Task to complete:
Bring together all lines from the listing below that contain the string "demo".

Exercise inputs:
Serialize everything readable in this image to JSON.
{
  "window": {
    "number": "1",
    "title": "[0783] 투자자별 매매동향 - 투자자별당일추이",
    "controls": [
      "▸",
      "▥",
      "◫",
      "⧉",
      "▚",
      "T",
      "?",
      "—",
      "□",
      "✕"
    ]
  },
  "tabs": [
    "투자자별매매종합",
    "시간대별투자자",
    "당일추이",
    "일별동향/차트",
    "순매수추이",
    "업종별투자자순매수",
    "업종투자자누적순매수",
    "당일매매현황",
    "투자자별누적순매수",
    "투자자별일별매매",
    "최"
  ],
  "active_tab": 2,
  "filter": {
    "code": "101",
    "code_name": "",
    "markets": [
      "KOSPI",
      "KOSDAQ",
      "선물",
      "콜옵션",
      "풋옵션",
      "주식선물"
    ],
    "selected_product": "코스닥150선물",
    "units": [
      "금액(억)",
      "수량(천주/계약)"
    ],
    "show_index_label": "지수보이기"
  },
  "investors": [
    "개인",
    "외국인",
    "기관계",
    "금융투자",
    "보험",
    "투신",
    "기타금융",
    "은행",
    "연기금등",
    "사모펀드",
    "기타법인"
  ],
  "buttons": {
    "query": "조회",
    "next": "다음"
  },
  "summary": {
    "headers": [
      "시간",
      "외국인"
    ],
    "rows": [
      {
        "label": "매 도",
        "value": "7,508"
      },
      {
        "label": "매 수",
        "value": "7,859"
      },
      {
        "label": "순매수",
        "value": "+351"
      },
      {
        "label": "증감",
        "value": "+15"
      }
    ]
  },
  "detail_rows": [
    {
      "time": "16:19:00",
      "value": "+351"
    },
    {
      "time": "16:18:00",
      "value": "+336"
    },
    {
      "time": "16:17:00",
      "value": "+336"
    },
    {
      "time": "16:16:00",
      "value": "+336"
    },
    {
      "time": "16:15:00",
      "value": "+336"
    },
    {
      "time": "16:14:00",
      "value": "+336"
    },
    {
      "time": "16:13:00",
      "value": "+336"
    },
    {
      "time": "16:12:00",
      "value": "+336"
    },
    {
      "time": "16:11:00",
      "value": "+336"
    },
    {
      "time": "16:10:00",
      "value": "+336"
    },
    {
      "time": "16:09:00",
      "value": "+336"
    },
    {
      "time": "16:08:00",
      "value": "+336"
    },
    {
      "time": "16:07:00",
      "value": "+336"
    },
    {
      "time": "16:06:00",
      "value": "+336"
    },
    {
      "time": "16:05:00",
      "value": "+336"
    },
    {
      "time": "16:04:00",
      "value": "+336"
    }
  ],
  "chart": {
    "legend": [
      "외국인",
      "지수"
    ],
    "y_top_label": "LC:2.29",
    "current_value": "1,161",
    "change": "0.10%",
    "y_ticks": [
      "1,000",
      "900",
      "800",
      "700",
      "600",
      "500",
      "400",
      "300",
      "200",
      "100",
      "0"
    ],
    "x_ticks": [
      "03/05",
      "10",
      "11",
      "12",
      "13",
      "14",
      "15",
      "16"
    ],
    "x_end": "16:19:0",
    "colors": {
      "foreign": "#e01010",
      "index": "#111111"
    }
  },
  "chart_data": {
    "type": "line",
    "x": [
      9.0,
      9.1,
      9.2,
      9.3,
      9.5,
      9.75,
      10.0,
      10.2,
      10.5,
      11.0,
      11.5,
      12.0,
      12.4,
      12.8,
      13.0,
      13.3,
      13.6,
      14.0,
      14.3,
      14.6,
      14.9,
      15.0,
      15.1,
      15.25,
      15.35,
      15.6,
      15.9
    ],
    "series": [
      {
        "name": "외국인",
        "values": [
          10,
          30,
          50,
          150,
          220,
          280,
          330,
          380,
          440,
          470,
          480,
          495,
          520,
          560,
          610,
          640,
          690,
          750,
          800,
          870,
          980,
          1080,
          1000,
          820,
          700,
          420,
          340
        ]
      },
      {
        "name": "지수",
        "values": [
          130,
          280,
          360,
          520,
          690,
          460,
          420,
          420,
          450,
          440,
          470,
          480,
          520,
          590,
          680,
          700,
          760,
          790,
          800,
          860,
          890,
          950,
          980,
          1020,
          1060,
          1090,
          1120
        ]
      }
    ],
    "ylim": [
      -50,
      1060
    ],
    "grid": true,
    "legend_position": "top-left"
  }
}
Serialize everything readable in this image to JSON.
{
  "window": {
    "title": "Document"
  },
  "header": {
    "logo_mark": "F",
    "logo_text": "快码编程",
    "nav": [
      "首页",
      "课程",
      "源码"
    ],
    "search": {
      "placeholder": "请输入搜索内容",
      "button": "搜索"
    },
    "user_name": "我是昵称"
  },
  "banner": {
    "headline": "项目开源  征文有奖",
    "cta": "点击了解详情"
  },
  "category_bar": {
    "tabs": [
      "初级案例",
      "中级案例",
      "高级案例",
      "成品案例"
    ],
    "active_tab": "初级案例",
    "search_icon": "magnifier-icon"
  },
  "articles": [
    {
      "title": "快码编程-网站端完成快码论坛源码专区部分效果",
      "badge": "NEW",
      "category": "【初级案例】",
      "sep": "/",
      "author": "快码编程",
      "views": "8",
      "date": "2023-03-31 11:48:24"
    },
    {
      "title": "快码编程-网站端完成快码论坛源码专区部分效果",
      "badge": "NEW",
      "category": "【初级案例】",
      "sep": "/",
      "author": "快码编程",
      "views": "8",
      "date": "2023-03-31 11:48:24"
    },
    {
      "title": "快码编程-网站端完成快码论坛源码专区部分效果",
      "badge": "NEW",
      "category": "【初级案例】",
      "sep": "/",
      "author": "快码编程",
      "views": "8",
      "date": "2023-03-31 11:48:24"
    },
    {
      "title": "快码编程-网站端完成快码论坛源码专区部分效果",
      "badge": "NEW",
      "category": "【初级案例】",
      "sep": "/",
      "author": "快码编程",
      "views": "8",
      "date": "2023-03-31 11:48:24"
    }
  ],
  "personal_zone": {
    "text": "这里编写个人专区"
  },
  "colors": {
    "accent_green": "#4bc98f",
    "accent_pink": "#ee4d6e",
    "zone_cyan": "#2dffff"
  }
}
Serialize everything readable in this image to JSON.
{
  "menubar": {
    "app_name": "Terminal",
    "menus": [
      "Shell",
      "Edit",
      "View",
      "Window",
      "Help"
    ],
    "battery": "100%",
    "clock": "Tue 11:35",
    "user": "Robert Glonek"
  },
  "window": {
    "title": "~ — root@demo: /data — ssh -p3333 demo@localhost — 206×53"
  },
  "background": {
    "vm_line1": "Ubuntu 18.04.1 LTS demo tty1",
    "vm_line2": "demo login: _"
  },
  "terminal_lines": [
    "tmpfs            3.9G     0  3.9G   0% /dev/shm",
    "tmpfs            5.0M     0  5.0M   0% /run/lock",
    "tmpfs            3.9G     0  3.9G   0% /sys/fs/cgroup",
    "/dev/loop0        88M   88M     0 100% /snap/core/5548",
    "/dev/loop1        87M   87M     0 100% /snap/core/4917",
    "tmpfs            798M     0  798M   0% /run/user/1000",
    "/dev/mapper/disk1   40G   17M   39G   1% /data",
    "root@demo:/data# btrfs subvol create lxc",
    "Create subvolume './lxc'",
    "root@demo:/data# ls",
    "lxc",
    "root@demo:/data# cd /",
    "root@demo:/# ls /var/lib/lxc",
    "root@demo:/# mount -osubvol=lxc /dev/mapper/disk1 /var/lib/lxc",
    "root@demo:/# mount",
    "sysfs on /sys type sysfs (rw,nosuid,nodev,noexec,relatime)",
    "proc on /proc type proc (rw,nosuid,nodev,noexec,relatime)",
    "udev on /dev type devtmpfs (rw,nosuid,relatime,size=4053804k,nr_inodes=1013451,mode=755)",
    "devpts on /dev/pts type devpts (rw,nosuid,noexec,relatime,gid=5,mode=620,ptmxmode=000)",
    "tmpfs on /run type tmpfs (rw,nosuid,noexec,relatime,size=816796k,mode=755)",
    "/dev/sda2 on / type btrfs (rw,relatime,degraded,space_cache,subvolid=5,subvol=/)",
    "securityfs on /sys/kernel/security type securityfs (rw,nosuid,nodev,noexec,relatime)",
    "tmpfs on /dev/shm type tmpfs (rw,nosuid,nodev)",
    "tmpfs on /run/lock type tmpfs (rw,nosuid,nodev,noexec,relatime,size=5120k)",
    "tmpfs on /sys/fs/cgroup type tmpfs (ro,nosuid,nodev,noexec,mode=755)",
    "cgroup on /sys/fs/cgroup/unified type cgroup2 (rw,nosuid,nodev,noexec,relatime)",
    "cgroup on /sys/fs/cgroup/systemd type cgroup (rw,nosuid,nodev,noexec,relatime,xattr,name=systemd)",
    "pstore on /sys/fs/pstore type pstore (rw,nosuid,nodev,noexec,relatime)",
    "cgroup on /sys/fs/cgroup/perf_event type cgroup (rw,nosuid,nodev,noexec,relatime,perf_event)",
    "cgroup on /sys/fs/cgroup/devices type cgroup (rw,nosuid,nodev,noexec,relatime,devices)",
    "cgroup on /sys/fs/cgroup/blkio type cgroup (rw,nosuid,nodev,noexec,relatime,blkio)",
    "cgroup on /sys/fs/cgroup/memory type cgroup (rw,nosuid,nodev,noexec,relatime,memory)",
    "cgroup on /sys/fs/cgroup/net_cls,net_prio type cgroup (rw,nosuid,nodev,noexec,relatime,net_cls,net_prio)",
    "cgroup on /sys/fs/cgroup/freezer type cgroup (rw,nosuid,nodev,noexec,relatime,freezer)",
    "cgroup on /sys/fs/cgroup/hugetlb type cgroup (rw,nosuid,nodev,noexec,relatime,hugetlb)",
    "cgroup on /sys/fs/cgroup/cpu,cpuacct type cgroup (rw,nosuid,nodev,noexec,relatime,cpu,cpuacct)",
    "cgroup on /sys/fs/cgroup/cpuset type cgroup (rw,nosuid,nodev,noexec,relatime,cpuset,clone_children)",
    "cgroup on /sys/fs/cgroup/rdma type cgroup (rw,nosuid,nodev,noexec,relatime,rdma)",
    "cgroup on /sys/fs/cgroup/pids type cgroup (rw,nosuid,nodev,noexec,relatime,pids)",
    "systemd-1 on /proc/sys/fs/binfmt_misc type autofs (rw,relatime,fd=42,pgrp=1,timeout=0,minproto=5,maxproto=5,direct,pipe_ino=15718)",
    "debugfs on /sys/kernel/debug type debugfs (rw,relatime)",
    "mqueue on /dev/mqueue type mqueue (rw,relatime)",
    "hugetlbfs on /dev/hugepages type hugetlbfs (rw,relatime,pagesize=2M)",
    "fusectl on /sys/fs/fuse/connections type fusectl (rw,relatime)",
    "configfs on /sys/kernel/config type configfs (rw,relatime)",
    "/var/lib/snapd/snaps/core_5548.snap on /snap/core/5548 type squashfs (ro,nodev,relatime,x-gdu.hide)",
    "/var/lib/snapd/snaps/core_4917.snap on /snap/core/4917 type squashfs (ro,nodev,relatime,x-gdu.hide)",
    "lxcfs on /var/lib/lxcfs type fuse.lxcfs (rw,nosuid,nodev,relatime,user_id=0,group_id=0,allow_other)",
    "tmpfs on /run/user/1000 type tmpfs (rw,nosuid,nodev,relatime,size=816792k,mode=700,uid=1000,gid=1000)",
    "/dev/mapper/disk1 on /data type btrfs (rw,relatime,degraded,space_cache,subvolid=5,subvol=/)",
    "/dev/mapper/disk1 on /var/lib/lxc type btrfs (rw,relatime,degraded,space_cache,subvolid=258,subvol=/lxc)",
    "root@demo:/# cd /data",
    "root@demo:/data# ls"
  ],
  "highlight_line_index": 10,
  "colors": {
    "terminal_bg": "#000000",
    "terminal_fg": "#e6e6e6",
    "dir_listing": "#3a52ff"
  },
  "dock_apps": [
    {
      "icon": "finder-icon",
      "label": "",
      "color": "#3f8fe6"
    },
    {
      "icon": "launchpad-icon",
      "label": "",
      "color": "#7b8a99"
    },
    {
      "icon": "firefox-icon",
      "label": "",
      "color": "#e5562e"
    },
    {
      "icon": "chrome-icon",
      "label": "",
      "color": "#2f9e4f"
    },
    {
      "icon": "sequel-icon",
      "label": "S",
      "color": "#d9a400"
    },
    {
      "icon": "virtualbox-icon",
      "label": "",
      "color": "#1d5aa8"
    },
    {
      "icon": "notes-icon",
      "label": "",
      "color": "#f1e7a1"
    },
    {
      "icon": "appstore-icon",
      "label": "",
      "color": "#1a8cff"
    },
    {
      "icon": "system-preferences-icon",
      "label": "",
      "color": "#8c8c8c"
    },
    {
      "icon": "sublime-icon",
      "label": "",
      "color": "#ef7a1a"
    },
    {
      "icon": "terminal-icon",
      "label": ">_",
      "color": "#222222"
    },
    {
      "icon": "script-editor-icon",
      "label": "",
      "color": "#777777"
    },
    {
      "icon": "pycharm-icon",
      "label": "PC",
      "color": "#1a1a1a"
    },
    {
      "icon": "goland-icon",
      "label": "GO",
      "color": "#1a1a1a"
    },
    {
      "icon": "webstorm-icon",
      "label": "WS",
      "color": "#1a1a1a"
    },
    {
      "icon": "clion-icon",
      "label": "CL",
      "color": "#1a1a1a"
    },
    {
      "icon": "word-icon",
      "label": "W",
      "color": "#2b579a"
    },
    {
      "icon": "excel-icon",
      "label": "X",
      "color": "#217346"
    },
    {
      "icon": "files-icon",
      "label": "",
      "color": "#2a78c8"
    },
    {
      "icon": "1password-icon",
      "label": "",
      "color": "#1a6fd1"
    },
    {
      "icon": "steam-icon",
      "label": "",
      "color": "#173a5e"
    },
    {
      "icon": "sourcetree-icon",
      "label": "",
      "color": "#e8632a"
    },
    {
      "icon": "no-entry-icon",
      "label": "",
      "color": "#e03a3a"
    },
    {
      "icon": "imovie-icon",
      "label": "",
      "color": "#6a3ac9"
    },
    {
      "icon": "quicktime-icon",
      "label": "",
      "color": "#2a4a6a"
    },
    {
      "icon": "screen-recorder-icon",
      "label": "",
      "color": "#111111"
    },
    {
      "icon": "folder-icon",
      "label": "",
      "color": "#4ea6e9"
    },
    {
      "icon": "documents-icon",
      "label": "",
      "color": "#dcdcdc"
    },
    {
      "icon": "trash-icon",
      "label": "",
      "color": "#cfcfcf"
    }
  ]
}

Expected answer:
    "title": "~ — root@demo: /data — ssh -p3333 demo@localhost — 206×53"
    "vm_line1": "Ubuntu 18.04.1 LTS demo tty1",
    "vm_line2": "demo login: _"
    "root@demo:/data# btrfs subvol create lxc",
    "root@demo:/data# ls",
    "root@demo:/data# cd /",
    "root@demo:/# ls /var/lib/lxc",
    "root@demo:/# mount -osubvol=lxc /dev/mapper/disk1 /var/lib/lxc",
    "root@demo:/# mount",
    "root@demo:/# cd /data",
    "root@demo:/data# ls"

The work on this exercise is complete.